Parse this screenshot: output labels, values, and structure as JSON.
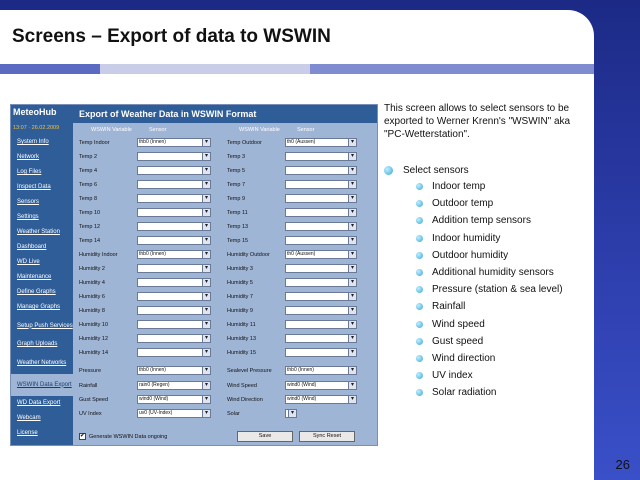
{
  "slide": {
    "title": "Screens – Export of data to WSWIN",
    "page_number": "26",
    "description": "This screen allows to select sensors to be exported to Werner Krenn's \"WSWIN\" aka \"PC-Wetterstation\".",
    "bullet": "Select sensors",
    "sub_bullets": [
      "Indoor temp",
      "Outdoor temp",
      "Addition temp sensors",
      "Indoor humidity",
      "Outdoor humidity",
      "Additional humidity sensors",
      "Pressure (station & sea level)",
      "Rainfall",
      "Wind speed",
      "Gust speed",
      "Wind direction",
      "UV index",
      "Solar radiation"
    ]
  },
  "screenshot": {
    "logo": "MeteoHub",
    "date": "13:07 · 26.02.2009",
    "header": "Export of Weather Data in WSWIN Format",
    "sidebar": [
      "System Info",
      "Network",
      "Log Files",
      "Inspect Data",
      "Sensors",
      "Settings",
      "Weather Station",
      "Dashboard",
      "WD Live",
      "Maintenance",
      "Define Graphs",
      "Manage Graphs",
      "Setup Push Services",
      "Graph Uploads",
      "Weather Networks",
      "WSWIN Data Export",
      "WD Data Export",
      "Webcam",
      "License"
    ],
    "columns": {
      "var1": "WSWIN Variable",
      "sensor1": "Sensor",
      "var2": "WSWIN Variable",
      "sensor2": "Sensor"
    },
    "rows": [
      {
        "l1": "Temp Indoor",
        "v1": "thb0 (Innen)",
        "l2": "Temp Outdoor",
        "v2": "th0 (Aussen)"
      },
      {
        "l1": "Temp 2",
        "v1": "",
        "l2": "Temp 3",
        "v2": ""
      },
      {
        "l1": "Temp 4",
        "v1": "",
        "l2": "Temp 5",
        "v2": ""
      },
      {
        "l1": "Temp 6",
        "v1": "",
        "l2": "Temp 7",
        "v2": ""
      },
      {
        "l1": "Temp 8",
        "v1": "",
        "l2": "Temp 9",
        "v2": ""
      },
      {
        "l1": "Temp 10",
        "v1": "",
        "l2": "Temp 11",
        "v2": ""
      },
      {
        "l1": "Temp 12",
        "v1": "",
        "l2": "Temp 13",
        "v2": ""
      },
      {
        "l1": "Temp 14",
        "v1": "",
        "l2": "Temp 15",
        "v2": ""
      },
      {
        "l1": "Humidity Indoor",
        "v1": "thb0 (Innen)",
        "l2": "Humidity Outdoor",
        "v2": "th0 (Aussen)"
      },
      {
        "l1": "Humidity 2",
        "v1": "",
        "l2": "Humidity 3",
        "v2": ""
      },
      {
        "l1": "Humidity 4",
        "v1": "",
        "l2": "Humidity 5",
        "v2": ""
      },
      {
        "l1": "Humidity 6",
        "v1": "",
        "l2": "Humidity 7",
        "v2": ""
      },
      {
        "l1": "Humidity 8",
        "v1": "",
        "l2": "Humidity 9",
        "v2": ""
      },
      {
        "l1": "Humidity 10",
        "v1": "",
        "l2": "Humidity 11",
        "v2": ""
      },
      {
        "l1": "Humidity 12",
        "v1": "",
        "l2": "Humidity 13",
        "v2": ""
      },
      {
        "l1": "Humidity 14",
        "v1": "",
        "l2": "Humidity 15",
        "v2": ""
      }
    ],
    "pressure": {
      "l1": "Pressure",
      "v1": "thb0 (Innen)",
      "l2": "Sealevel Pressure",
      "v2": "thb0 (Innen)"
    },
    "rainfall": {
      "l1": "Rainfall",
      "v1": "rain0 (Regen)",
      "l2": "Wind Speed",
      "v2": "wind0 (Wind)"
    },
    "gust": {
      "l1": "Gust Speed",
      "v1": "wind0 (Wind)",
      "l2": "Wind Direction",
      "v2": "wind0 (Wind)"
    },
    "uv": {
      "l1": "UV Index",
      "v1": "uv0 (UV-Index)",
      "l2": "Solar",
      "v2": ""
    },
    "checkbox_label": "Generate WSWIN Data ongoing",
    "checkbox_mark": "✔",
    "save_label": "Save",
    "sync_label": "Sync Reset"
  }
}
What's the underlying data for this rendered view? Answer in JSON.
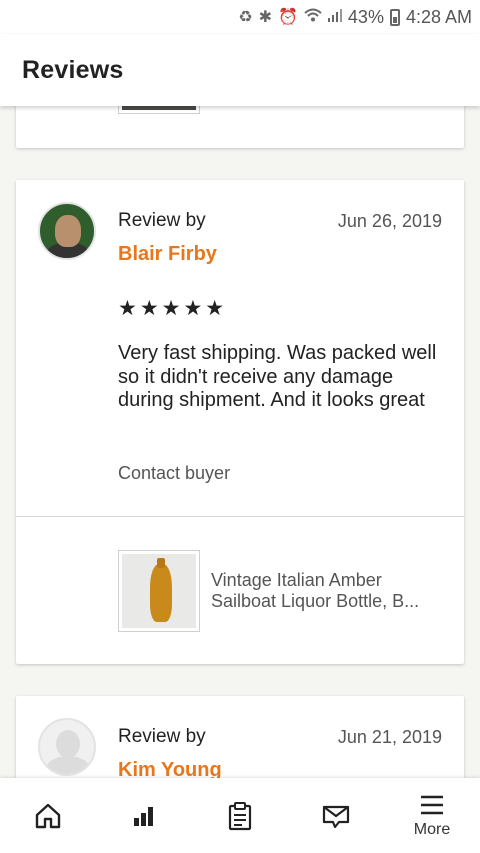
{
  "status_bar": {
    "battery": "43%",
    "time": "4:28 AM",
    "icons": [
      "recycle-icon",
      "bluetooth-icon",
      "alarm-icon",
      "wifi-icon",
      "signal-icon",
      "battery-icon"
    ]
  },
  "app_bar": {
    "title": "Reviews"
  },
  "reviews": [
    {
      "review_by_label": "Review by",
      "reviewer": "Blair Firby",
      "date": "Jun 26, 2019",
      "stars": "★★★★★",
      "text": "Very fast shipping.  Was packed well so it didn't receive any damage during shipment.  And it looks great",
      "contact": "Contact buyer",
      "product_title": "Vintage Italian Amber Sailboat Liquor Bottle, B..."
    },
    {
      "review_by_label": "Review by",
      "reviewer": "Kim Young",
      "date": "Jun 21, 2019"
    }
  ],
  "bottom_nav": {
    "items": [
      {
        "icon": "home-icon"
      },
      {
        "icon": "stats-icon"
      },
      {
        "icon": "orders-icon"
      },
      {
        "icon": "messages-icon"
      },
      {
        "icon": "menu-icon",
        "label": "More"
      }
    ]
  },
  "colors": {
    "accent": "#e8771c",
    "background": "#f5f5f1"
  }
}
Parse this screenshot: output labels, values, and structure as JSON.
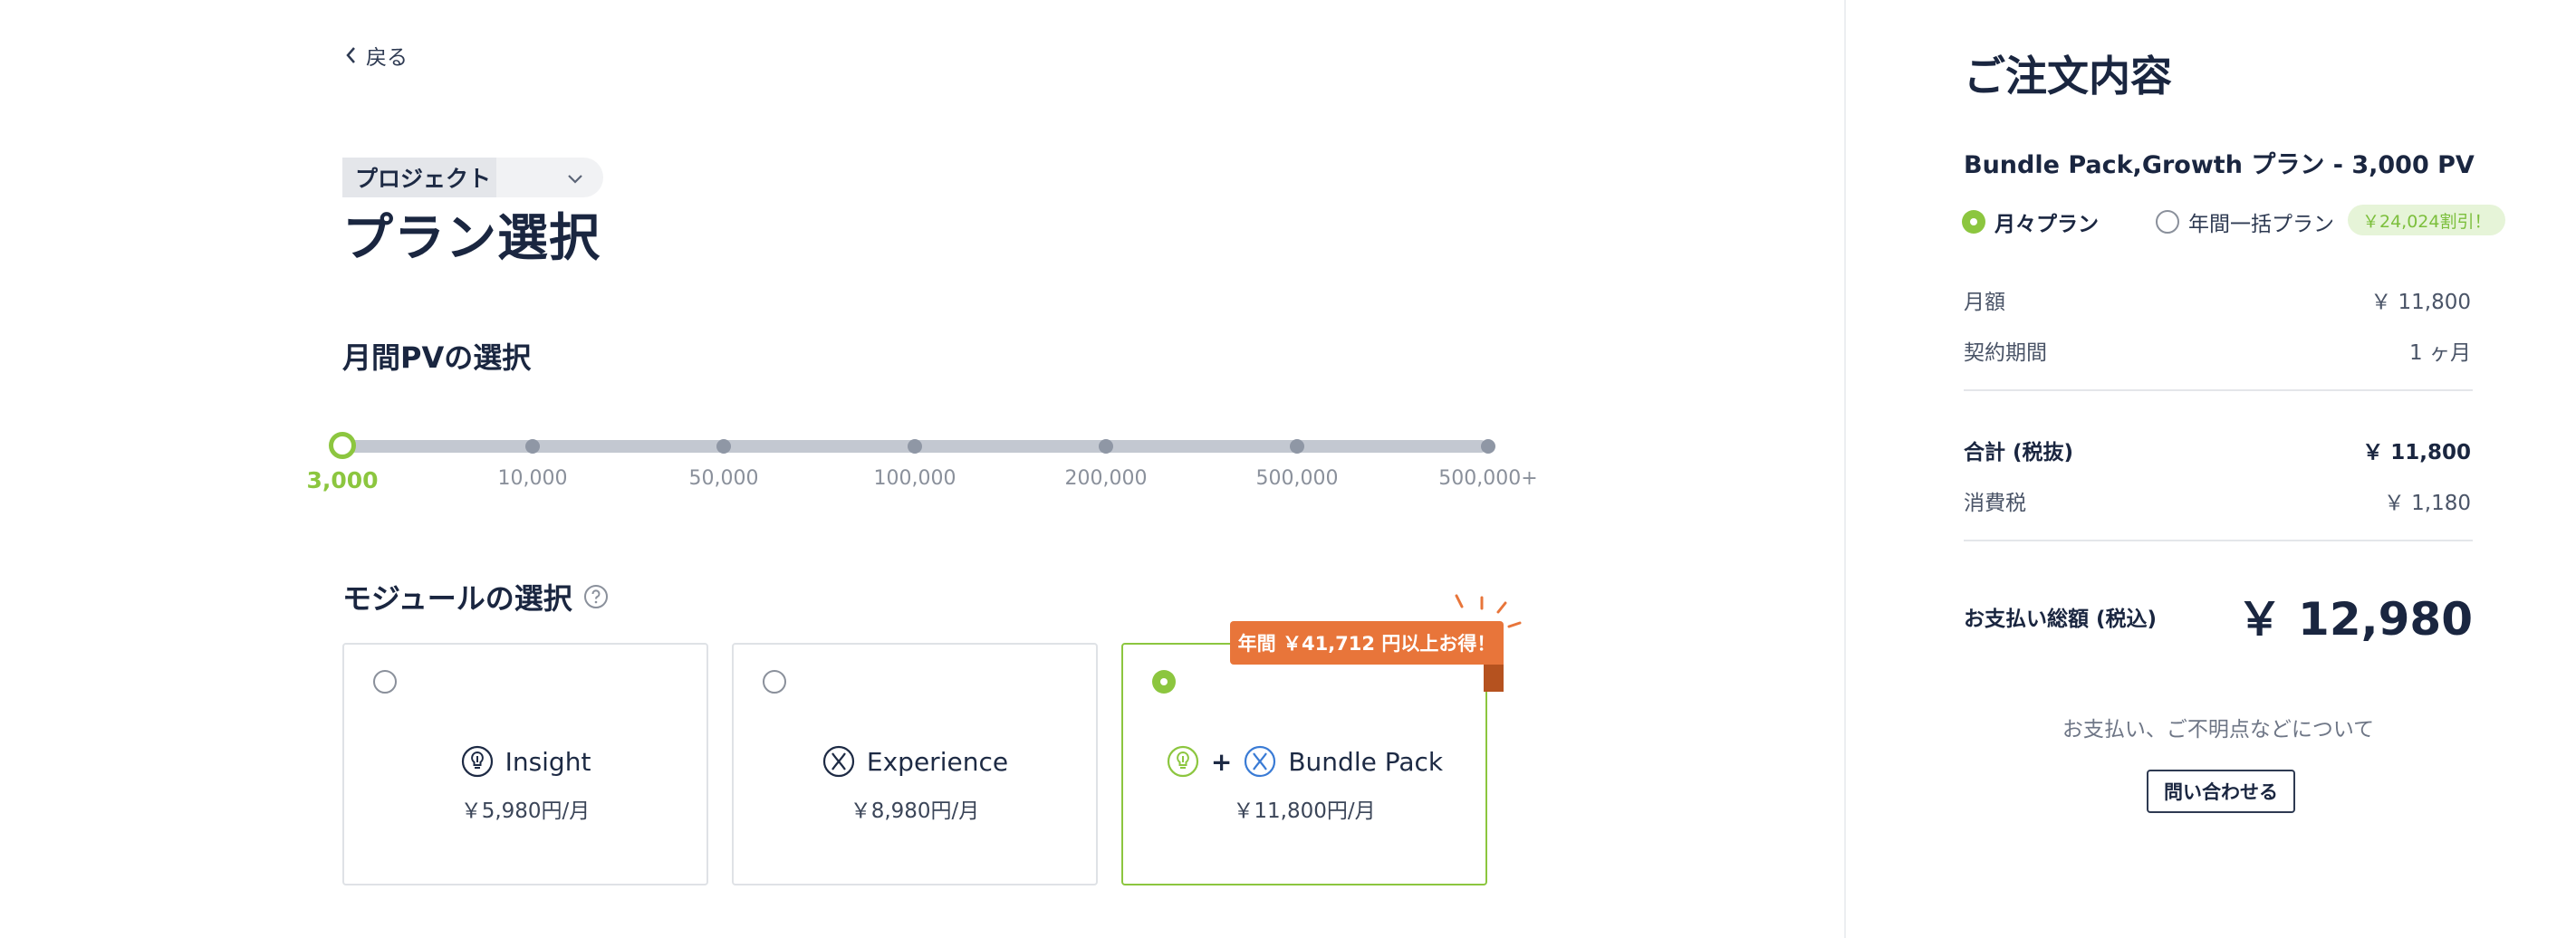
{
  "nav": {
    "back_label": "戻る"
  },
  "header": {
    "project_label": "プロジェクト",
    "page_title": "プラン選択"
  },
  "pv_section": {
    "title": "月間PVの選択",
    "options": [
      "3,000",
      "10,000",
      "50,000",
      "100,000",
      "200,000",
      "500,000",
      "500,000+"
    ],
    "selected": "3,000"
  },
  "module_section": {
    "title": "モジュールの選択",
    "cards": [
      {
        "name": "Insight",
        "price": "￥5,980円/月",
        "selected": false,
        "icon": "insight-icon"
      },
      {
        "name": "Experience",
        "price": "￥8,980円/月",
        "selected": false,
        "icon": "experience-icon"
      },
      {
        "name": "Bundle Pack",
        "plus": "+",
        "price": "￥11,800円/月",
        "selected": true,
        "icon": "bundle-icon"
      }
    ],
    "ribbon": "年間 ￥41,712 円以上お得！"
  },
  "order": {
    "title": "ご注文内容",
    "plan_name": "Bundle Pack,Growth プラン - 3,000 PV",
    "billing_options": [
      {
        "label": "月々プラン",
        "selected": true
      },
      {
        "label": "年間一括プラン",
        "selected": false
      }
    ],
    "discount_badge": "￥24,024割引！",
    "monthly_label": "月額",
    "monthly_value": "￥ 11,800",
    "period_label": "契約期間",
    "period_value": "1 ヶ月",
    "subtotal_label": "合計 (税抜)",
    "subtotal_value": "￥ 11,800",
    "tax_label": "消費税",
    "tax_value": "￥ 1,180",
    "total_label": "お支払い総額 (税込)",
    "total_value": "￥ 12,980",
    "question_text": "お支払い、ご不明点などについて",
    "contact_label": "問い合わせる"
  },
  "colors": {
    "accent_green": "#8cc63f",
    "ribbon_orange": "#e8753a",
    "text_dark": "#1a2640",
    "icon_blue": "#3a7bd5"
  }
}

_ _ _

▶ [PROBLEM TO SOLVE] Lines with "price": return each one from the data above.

▶ [ANSWER TO THE EXERCISE]
        "price": "￥5,980円/月",
        "price": "￥8,980円/月",
        "price": "￥11,800円/月",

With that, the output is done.